Doctors Discover Disease Affecting 1,500 Pastors A Month!
Would you read it? Would you be concerned? Would you take action in order to prevent contracting the disease yourself?
Of course you would.
Substitute the word burnout for disease. Does the headline now seem as urgent or even newsworthy? Maybe not so much.
Yet, burnout is a disease. A disease that is taking a huge toll on leadership in the church.
So what, exactly, is burnout. Is there a clear definition? According to Merriam-Webster Dictionary burnout is exhaustion of physical or emotional strength or motivation usually as a result of prolonged stress or frustration.
Stress or frustration in the church? Seriously? Yes, seriously!
Consider the following statistics:
– 40% of pastors and 47% of spouses are suffering from burnout, frantic schedules, and/or unrealistic expectations.
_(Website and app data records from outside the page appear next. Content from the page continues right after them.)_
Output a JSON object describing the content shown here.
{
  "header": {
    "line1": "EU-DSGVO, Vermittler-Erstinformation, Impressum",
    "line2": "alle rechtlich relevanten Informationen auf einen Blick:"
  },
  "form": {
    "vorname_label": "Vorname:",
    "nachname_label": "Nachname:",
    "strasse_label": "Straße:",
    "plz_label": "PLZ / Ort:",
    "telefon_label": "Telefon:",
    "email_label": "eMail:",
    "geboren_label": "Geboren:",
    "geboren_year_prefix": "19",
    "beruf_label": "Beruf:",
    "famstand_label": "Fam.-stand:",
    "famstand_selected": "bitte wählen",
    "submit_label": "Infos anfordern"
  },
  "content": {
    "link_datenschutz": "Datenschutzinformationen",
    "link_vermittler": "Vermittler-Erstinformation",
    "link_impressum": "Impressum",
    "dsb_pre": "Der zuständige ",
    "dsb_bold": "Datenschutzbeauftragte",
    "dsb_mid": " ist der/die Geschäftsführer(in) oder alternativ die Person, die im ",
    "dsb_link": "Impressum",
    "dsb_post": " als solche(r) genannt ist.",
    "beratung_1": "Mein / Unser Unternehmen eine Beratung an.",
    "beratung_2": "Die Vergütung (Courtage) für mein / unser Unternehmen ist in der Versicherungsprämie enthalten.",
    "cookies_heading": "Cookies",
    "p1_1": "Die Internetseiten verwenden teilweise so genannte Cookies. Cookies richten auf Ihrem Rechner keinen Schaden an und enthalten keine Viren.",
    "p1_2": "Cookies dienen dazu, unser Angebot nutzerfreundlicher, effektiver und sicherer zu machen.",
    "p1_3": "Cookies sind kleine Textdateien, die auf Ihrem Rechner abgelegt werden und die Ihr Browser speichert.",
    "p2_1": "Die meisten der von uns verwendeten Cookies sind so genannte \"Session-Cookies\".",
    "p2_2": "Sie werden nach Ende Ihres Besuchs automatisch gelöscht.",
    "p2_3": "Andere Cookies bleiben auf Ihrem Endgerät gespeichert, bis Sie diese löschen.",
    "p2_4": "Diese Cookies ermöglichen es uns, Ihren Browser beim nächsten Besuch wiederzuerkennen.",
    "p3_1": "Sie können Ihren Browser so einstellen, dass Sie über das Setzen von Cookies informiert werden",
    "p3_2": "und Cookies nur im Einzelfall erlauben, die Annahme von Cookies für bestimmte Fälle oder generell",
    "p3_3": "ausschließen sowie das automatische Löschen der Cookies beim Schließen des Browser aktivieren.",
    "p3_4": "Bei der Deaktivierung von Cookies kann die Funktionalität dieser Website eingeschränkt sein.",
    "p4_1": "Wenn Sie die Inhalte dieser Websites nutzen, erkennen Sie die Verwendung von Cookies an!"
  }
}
– 45% of pastors’ wives say the greatest danger to them and their family is physical, emotional, mental, and spiritual burnout.
Everyone who has been involved in ministry of some sort has experienced periods of stress or frustration. That’s just how it is in life and in ministry. However, feeling frustrated is a far cry from exhaustion. Burnout involves not only physical and emotional exhaustion, but mental and spiritual exhaustion as well. Exhaustion caused by prolonged stress or frustration.
What could possibly cause prolonged stress or frustration in the life of a pastor? After all, he is getting paid to simply read his Bible and prepare for next Sunday’s sermon, right?
According to PastorBurnout.com, an entire website dedicated to the subject, there are at least 53 causes of pastor burnout. These causes encompass administrative, family, expectations, financial, conflict, sin, self-perception, theological, psychological, spiritual, schedule, and health issues. You can read the entire article here.
Even the New York Times has something to say about the subject of pastor burnout.
“Members of the clergy now suffer from obesity, hypertension and depression at rates higher than most Americans. In the last decade, their use of antidepressants has risen, while their life expectancy has fallen. Many would change jobs if they could.” (read the article here)
Now that we’ve established there is a pervasive problem, what are the symptoms? How do you know if you are experiencing burnout?
Here is a list of a few common symptoms:
Weight gain or loss.
Loss of creativity.
Negative attitude toward yourself and others.
Dread of going to work.
If you would like to read more, I suggest clicking on these two articles, Anorexia of the Soul: A Burnout Checklist for Pastors.
And Symptoms of Burnout.
There is good news, however! We can experience healing of burnout. There are some very practical and concrete steps we can take to get back to a place of health and to avoid burnout in the future. The first step is to acknowledge there is a problem. I will discuss additional action steps in my next post.
I’ll leave you with these words from a beloved hymn that reminds us that we are not alone:
Though Satan should buffet, though trials should come,
Let this blest assurance control,
That Christ has regarded my helpless estate,
And hath shed His own blood for my soul.
(It Is Well With My Soul, Horatio G. Spafford, 1873)